Page and application data records:
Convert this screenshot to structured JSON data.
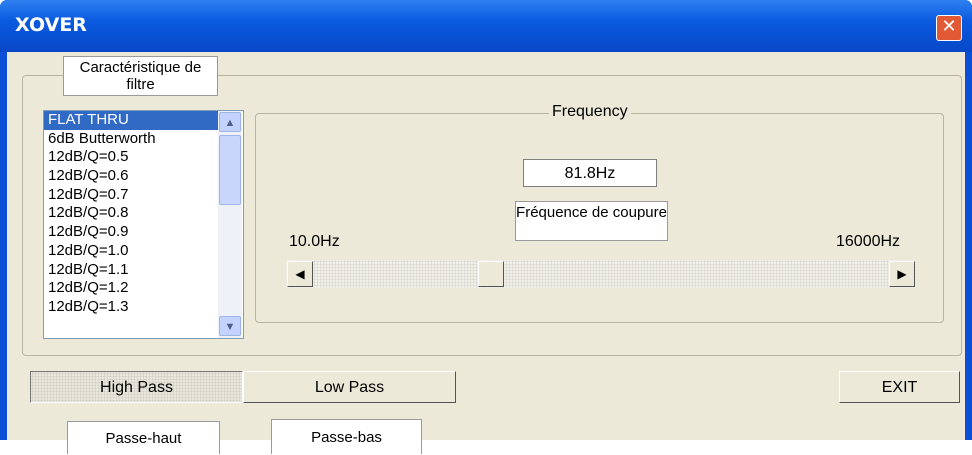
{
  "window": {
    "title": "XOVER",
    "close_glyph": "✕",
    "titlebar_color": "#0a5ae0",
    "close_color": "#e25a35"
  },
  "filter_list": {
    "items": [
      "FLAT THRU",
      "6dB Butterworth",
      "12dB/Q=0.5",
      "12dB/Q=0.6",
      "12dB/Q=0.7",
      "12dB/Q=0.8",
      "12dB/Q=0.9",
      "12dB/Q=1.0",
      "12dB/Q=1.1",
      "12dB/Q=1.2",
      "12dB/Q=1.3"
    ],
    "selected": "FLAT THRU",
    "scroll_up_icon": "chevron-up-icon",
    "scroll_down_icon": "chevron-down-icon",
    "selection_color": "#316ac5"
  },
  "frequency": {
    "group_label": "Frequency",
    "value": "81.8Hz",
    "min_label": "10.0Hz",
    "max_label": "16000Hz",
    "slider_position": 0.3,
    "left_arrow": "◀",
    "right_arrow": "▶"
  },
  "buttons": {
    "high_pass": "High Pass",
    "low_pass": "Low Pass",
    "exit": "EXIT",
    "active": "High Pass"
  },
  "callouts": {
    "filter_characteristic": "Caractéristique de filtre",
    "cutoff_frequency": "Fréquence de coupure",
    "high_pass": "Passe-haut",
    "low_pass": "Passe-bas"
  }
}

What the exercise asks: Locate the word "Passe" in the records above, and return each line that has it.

Written response:
    "high_pass": "Passe-haut",
    "low_pass": "Passe-bas"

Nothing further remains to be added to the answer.